*** Opening Provided records ***
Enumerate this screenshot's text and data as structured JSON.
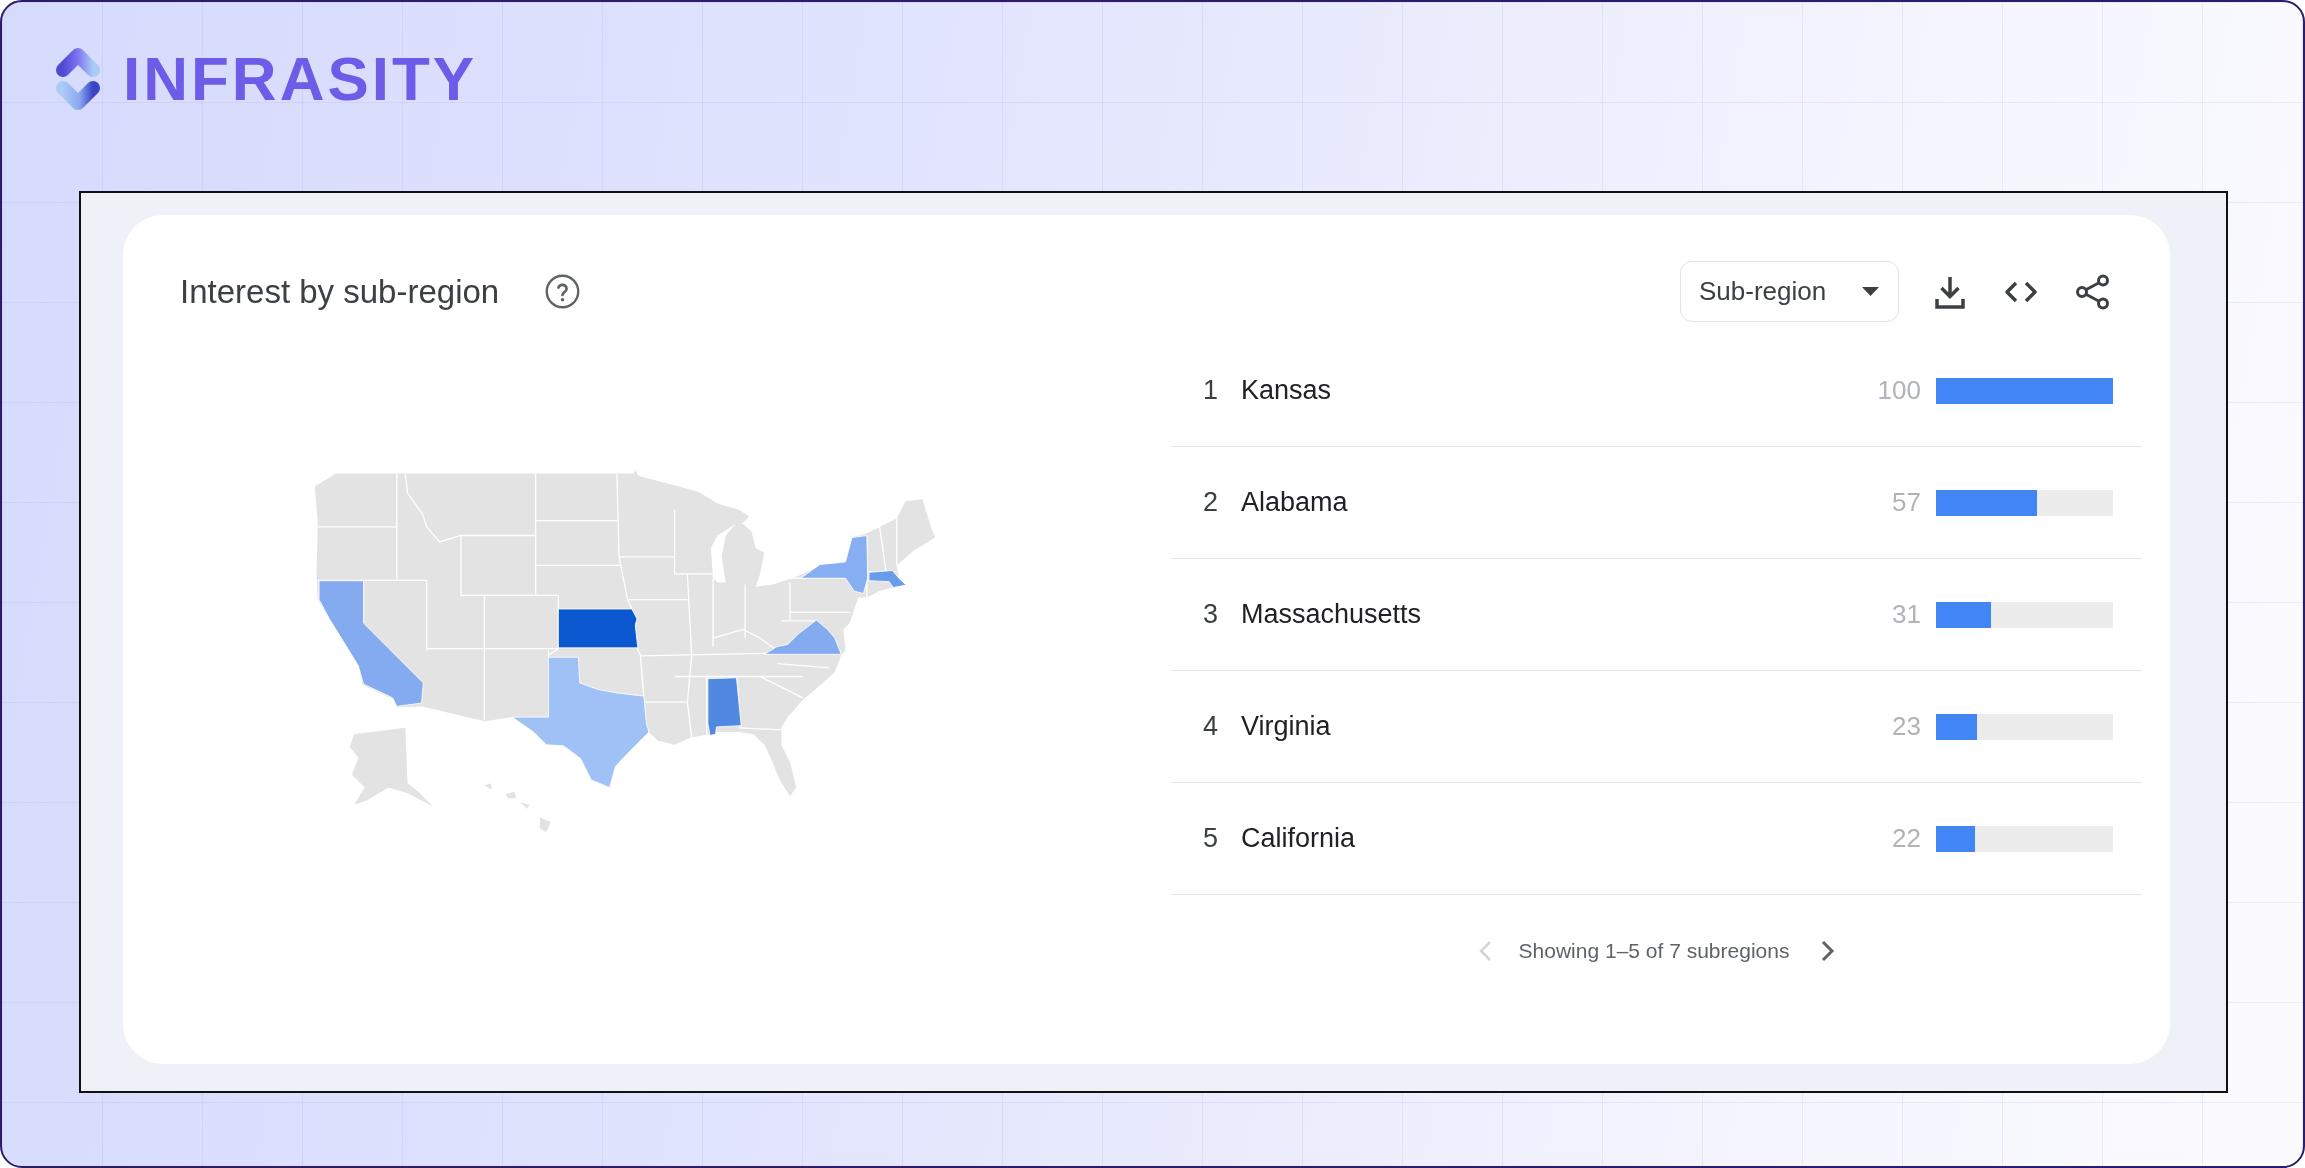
{
  "brand": {
    "name": "INFRASITY"
  },
  "panel": {
    "title": "Interest by sub-region",
    "resolution": {
      "value": "Sub-region"
    },
    "map": {
      "regions": [
        {
          "kind": "kansas",
          "color": "#0b57d0"
        },
        {
          "kind": "alabama",
          "color": "#5088e2"
        },
        {
          "kind": "massachusetts",
          "color": "#6a9cec"
        },
        {
          "kind": "virginia",
          "color": "#84abf0"
        },
        {
          "kind": "california",
          "color": "#84abf0"
        },
        {
          "kind": "newyork",
          "color": "#87aef1"
        },
        {
          "kind": "texas",
          "color": "#a0c1f6"
        }
      ]
    },
    "ranking": [
      {
        "rank": "1",
        "name": "Kansas",
        "value": "100",
        "level": 1
      },
      {
        "rank": "2",
        "name": "Alabama",
        "value": "57",
        "level": 0.57
      },
      {
        "rank": "3",
        "name": "Massachusetts",
        "value": "31",
        "level": 0.31
      },
      {
        "rank": "4",
        "name": "Virginia",
        "value": "23",
        "level": 0.23
      },
      {
        "rank": "5",
        "name": "California",
        "value": "22",
        "level": 0.22
      }
    ],
    "pagination": {
      "text": "Showing 1–5 of 7 subregions",
      "previous": {
        "disabled": true
      },
      "next": {
        "disabled": false
      }
    }
  }
}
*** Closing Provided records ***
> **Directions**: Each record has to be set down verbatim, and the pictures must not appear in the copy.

> **The completed task**:
Enumerate this screenshot's text and data as structured JSON.
{
  "brand": {
    "name": "INFRASITY"
  },
  "panel": {
    "title": "Interest by sub-region",
    "resolution": {
      "value": "Sub-region"
    },
    "map": {
      "regions": [
        {
          "kind": "kansas",
          "color": "#0b57d0"
        },
        {
          "kind": "alabama",
          "color": "#5088e2"
        },
        {
          "kind": "massachusetts",
          "color": "#6a9cec"
        },
        {
          "kind": "virginia",
          "color": "#84abf0"
        },
        {
          "kind": "california",
          "color": "#84abf0"
        },
        {
          "kind": "newyork",
          "color": "#87aef1"
        },
        {
          "kind": "texas",
          "color": "#a0c1f6"
        }
      ]
    },
    "ranking": [
      {
        "rank": "1",
        "name": "Kansas",
        "value": "100",
        "level": 1
      },
      {
        "rank": "2",
        "name": "Alabama",
        "value": "57",
        "level": 0.57
      },
      {
        "rank": "3",
        "name": "Massachusetts",
        "value": "31",
        "level": 0.31
      },
      {
        "rank": "4",
        "name": "Virginia",
        "value": "23",
        "level": 0.23
      },
      {
        "rank": "5",
        "name": "California",
        "value": "22",
        "level": 0.22
      }
    ],
    "pagination": {
      "text": "Showing 1–5 of 7 subregions",
      "previous": {
        "disabled": true
      },
      "next": {
        "disabled": false
      }
    }
  }
}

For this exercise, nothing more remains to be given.